- [ABOUT THIS EXERCISE]: Would you print every entry exactly as it appears?
--- DATA RECORDS Enclosed Below ---
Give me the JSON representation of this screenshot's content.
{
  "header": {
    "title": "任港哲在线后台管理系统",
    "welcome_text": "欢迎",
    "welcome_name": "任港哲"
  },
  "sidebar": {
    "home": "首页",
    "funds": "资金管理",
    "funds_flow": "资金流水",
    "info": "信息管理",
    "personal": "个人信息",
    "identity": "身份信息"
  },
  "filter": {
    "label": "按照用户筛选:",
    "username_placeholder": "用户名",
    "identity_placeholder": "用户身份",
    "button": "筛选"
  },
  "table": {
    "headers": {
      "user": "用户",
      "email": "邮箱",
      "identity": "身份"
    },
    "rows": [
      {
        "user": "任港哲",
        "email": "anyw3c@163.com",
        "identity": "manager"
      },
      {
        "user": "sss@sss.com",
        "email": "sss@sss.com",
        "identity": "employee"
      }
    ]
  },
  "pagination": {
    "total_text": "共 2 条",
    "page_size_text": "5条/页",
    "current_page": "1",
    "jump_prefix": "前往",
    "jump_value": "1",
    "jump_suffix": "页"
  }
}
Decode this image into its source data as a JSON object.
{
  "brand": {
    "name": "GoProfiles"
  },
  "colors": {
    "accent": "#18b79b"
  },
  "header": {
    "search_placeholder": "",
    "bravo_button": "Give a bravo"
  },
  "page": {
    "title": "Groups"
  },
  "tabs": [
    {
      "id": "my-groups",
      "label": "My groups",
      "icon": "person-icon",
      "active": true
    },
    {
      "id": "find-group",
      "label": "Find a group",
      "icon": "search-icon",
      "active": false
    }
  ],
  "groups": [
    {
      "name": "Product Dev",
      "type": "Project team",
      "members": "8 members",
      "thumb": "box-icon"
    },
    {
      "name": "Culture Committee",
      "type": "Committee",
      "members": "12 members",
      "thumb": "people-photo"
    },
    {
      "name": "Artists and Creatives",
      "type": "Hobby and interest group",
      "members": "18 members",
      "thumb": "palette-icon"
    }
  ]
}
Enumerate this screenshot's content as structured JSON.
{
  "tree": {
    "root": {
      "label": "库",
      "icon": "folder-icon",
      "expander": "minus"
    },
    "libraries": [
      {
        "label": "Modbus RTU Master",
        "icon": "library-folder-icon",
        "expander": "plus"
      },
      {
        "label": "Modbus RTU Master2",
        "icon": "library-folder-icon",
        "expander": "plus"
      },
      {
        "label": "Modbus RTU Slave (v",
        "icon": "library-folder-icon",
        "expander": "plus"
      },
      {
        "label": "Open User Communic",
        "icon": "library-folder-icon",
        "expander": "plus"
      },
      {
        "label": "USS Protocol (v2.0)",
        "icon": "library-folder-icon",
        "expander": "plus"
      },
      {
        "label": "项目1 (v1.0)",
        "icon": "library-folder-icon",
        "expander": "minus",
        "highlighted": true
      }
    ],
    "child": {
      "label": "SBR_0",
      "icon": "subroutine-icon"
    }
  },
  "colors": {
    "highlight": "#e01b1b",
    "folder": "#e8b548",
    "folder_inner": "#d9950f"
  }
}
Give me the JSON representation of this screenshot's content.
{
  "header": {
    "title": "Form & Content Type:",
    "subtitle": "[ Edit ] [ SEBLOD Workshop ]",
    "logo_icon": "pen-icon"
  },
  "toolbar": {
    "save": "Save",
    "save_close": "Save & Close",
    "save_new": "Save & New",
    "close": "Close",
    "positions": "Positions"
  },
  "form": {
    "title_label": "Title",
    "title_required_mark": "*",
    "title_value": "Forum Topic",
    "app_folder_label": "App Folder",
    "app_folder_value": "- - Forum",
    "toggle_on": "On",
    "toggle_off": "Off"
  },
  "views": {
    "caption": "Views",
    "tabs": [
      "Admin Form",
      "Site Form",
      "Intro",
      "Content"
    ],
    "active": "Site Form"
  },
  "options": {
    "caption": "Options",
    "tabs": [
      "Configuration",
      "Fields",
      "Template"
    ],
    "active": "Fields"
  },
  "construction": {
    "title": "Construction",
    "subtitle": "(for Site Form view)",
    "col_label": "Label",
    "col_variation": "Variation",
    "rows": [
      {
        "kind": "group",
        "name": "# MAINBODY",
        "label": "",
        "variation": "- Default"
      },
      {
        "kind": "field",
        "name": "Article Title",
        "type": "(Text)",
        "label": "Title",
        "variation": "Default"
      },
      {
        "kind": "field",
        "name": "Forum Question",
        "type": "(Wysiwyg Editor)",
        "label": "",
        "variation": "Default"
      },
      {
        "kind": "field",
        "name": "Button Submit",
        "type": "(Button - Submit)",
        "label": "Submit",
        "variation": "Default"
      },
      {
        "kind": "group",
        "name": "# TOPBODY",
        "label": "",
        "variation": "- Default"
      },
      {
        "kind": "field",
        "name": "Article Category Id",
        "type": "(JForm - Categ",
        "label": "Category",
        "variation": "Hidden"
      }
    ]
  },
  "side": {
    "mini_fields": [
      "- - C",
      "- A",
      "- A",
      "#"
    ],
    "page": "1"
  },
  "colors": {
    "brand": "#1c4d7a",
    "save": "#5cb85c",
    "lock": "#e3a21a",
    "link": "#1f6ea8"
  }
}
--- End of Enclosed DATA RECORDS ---
- [ANSWER TO THE EXERCISE]:
Give me the JSON representation of this screenshot's content.
{
  "header": {
    "title": "任港哲在线后台管理系统",
    "welcome_text": "欢迎",
    "welcome_name": "任港哲"
  },
  "sidebar": {
    "home": "首页",
    "funds": "资金管理",
    "funds_flow": "资金流水",
    "info": "信息管理",
    "personal": "个人信息",
    "identity": "身份信息"
  },
  "filter": {
    "label": "按照用户筛选:",
    "username_placeholder": "用户名",
    "identity_placeholder": "用户身份",
    "button": "筛选"
  },
  "table": {
    "headers": {
      "user": "用户",
      "email": "邮箱",
      "identity": "身份"
    },
    "rows": [
      {
        "user": "任港哲",
        "email": "anyw3c@163.com",
        "identity": "manager"
      },
      {
        "user": "sss@sss.com",
        "email": "sss@sss.com",
        "identity": "employee"
      }
    ]
  },
  "pagination": {
    "total_text": "共 2 条",
    "page_size_text": "5条/页",
    "current_page": "1",
    "jump_prefix": "前往",
    "jump_value": "1",
    "jump_suffix": "页"
  }
}
Decode this image into its source data as a JSON object.
{
  "brand": {
    "name": "GoProfiles"
  },
  "colors": {
    "accent": "#18b79b"
  },
  "header": {
    "search_placeholder": "",
    "bravo_button": "Give a bravo"
  },
  "page": {
    "title": "Groups"
  },
  "tabs": [
    {
      "id": "my-groups",
      "label": "My groups",
      "icon": "person-icon",
      "active": true
    },
    {
      "id": "find-group",
      "label": "Find a group",
      "icon": "search-icon",
      "active": false
    }
  ],
  "groups": [
    {
      "name": "Product Dev",
      "type": "Project team",
      "members": "8 members",
      "thumb": "box-icon"
    },
    {
      "name": "Culture Committee",
      "type": "Committee",
      "members": "12 members",
      "thumb": "people-photo"
    },
    {
      "name": "Artists and Creatives",
      "type": "Hobby and interest group",
      "members": "18 members",
      "thumb": "palette-icon"
    }
  ]
}
Enumerate this screenshot's content as structured JSON.
{
  "tree": {
    "root": {
      "label": "库",
      "icon": "folder-icon",
      "expander": "minus"
    },
    "libraries": [
      {
        "label": "Modbus RTU Master",
        "icon": "library-folder-icon",
        "expander": "plus"
      },
      {
        "label": "Modbus RTU Master2",
        "icon": "library-folder-icon",
        "expander": "plus"
      },
      {
        "label": "Modbus RTU Slave (v",
        "icon": "library-folder-icon",
        "expander": "plus"
      },
      {
        "label": "Open User Communic",
        "icon": "library-folder-icon",
        "expander": "plus"
      },
      {
        "label": "USS Protocol (v2.0)",
        "icon": "library-folder-icon",
        "expander": "plus"
      },
      {
        "label": "项目1 (v1.0)",
        "icon": "library-folder-icon",
        "expander": "minus",
        "highlighted": true
      }
    ],
    "child": {
      "label": "SBR_0",
      "icon": "subroutine-icon"
    }
  },
  "colors": {
    "highlight": "#e01b1b",
    "folder": "#e8b548",
    "folder_inner": "#d9950f"
  }
}
Give me the JSON representation of this screenshot's content.
{
  "header": {
    "title": "Form & Content Type:",
    "subtitle": "[ Edit ] [ SEBLOD Workshop ]",
    "logo_icon": "pen-icon"
  },
  "toolbar": {
    "save": "Save",
    "save_close": "Save & Close",
    "save_new": "Save & New",
    "close": "Close",
    "positions": "Positions"
  },
  "form": {
    "title_label": "Title",
    "title_required_mark": "*",
    "title_value": "Forum Topic",
    "app_folder_label": "App Folder",
    "app_folder_value": "- - Forum",
    "toggle_on": "On",
    "toggle_off": "Off"
  },
  "views": {
    "caption": "Views",
    "tabs": [
      "Admin Form",
      "Site Form",
      "Intro",
      "Content"
    ],
    "active": "Site Form"
  },
  "options": {
    "caption": "Options",
    "tabs": [
      "Configuration",
      "Fields",
      "Template"
    ],
    "active": "Fields"
  },
  "construction": {
    "title": "Construction",
    "subtitle": "(for Site Form view)",
    "col_label": "Label",
    "col_variation": "Variation",
    "rows": [
      {
        "kind": "group",
        "name": "# MAINBODY",
        "label": "",
        "variation": "- Default"
      },
      {
        "kind": "field",
        "name": "Article Title",
        "type": "(Text)",
        "label": "Title",
        "variation": "Default"
      },
      {
        "kind": "field",
        "name": "Forum Question",
        "type": "(Wysiwyg Editor)",
        "label": "",
        "variation": "Default"
      },
      {
        "kind": "field",
        "name": "Button Submit",
        "type": "(Button - Submit)",
        "label": "Submit",
        "variation": "Default"
      },
      {
        "kind": "group",
        "name": "# TOPBODY",
        "label": "",
        "variation": "- Default"
      },
      {
        "kind": "field",
        "name": "Article Category Id",
        "type": "(JForm - Categ",
        "label": "Category",
        "variation": "Hidden"
      }
    ]
  },
  "side": {
    "mini_fields": [
      "- - C",
      "- A",
      "- A",
      "#"
    ],
    "page": "1"
  },
  "colors": {
    "brand": "#1c4d7a",
    "save": "#5cb85c",
    "lock": "#e3a21a",
    "link": "#1f6ea8"
  }
}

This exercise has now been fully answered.